■ **Work order**
Your job is to retype all of the data word for word, leaving every image out.

■ **Provided records**
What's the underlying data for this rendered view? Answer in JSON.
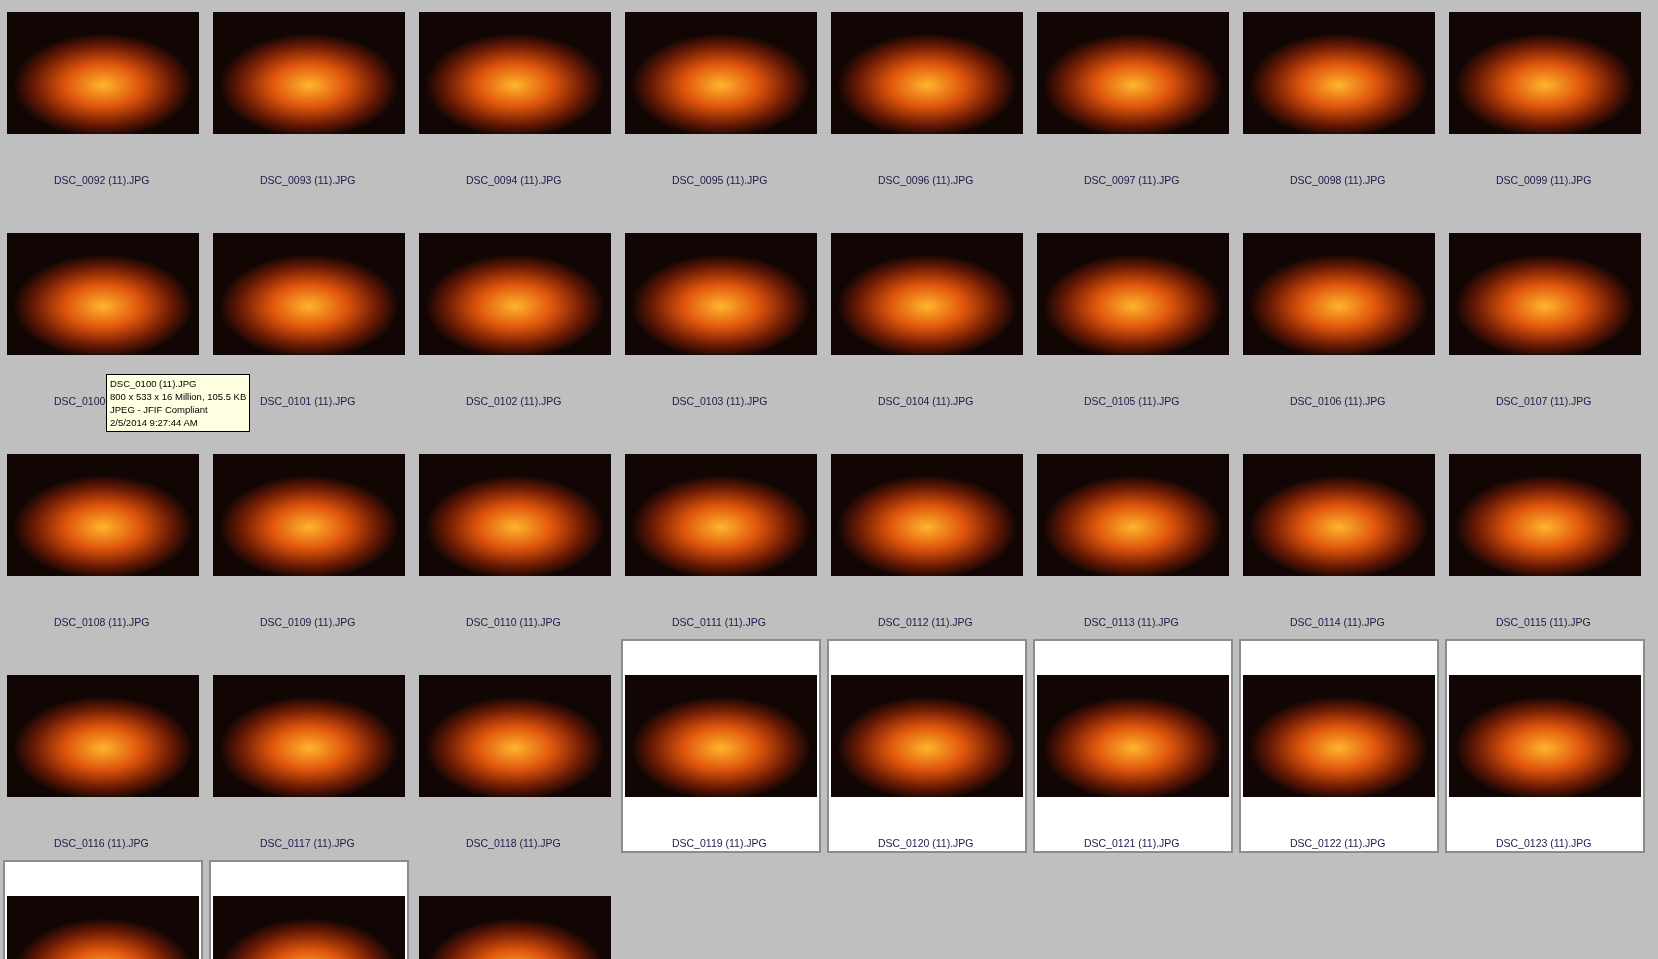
{
  "items": [
    {
      "name": "DSC_0092 (11).JPG",
      "selected": false
    },
    {
      "name": "DSC_0093 (11).JPG",
      "selected": false
    },
    {
      "name": "DSC_0094 (11).JPG",
      "selected": false
    },
    {
      "name": "DSC_0095 (11).JPG",
      "selected": false
    },
    {
      "name": "DSC_0096 (11).JPG",
      "selected": false
    },
    {
      "name": "DSC_0097 (11).JPG",
      "selected": false
    },
    {
      "name": "DSC_0098 (11).JPG",
      "selected": false
    },
    {
      "name": "DSC_0099 (11).JPG",
      "selected": false
    },
    {
      "name": "DSC_0100",
      "selected": false
    },
    {
      "name": "DSC_0101 (11).JPG",
      "selected": false
    },
    {
      "name": "DSC_0102 (11).JPG",
      "selected": false
    },
    {
      "name": "DSC_0103 (11).JPG",
      "selected": false
    },
    {
      "name": "DSC_0104 (11).JPG",
      "selected": false
    },
    {
      "name": "DSC_0105 (11).JPG",
      "selected": false
    },
    {
      "name": "DSC_0106 (11).JPG",
      "selected": false
    },
    {
      "name": "DSC_0107 (11).JPG",
      "selected": false
    },
    {
      "name": "DSC_0108 (11).JPG",
      "selected": false
    },
    {
      "name": "DSC_0109 (11).JPG",
      "selected": false
    },
    {
      "name": "DSC_0110 (11).JPG",
      "selected": false
    },
    {
      "name": "DSC_0111 (11).JPG",
      "selected": false
    },
    {
      "name": "DSC_0112 (11).JPG",
      "selected": false
    },
    {
      "name": "DSC_0113 (11).JPG",
      "selected": false
    },
    {
      "name": "DSC_0114 (11).JPG",
      "selected": false
    },
    {
      "name": "DSC_0115 (11).JPG",
      "selected": false
    },
    {
      "name": "DSC_0116 (11).JPG",
      "selected": false
    },
    {
      "name": "DSC_0117 (11).JPG",
      "selected": false
    },
    {
      "name": "DSC_0118 (11).JPG",
      "selected": false
    },
    {
      "name": "DSC_0119 (11).JPG",
      "selected": true
    },
    {
      "name": "DSC_0120 (11).JPG",
      "selected": true
    },
    {
      "name": "DSC_0121 (11).JPG",
      "selected": true
    },
    {
      "name": "DSC_0122 (11).JPG",
      "selected": true
    },
    {
      "name": "DSC_0123 (11).JPG",
      "selected": true
    },
    {
      "selected": true
    },
    {
      "selected": true
    },
    {
      "selected": false
    }
  ],
  "tooltip": {
    "lines": [
      "DSC_0100 (11).JPG",
      "800 x 533 x 16 Million, 105.5 KB",
      "JPEG - JFIF Compliant",
      "2/5/2014 9:27:44 AM"
    ]
  }
}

■ **Written answer**
What's the underlying data for this rendered view? Answer in JSON.
{
  "items": [
    {
      "name": "DSC_0092 (11).JPG",
      "selected": false
    },
    {
      "name": "DSC_0093 (11).JPG",
      "selected": false
    },
    {
      "name": "DSC_0094 (11).JPG",
      "selected": false
    },
    {
      "name": "DSC_0095 (11).JPG",
      "selected": false
    },
    {
      "name": "DSC_0096 (11).JPG",
      "selected": false
    },
    {
      "name": "DSC_0097 (11).JPG",
      "selected": false
    },
    {
      "name": "DSC_0098 (11).JPG",
      "selected": false
    },
    {
      "name": "DSC_0099 (11).JPG",
      "selected": false
    },
    {
      "name": "DSC_0100",
      "selected": false
    },
    {
      "name": "DSC_0101 (11).JPG",
      "selected": false
    },
    {
      "name": "DSC_0102 (11).JPG",
      "selected": false
    },
    {
      "name": "DSC_0103 (11).JPG",
      "selected": false
    },
    {
      "name": "DSC_0104 (11).JPG",
      "selected": false
    },
    {
      "name": "DSC_0105 (11).JPG",
      "selected": false
    },
    {
      "name": "DSC_0106 (11).JPG",
      "selected": false
    },
    {
      "name": "DSC_0107 (11).JPG",
      "selected": false
    },
    {
      "name": "DSC_0108 (11).JPG",
      "selected": false
    },
    {
      "name": "DSC_0109 (11).JPG",
      "selected": false
    },
    {
      "name": "DSC_0110 (11).JPG",
      "selected": false
    },
    {
      "name": "DSC_0111 (11).JPG",
      "selected": false
    },
    {
      "name": "DSC_0112 (11).JPG",
      "selected": false
    },
    {
      "name": "DSC_0113 (11).JPG",
      "selected": false
    },
    {
      "name": "DSC_0114 (11).JPG",
      "selected": false
    },
    {
      "name": "DSC_0115 (11).JPG",
      "selected": false
    },
    {
      "name": "DSC_0116 (11).JPG",
      "selected": false
    },
    {
      "name": "DSC_0117 (11).JPG",
      "selected": false
    },
    {
      "name": "DSC_0118 (11).JPG",
      "selected": false
    },
    {
      "name": "DSC_0119 (11).JPG",
      "selected": true
    },
    {
      "name": "DSC_0120 (11).JPG",
      "selected": true
    },
    {
      "name": "DSC_0121 (11).JPG",
      "selected": true
    },
    {
      "name": "DSC_0122 (11).JPG",
      "selected": true
    },
    {
      "name": "DSC_0123 (11).JPG",
      "selected": true
    },
    {
      "selected": true
    },
    {
      "selected": true
    },
    {
      "selected": false
    }
  ],
  "tooltip": {
    "lines": [
      "DSC_0100 (11).JPG",
      "800 x 533 x 16 Million, 105.5 KB",
      "JPEG - JFIF Compliant",
      "2/5/2014 9:27:44 AM"
    ]
  }
}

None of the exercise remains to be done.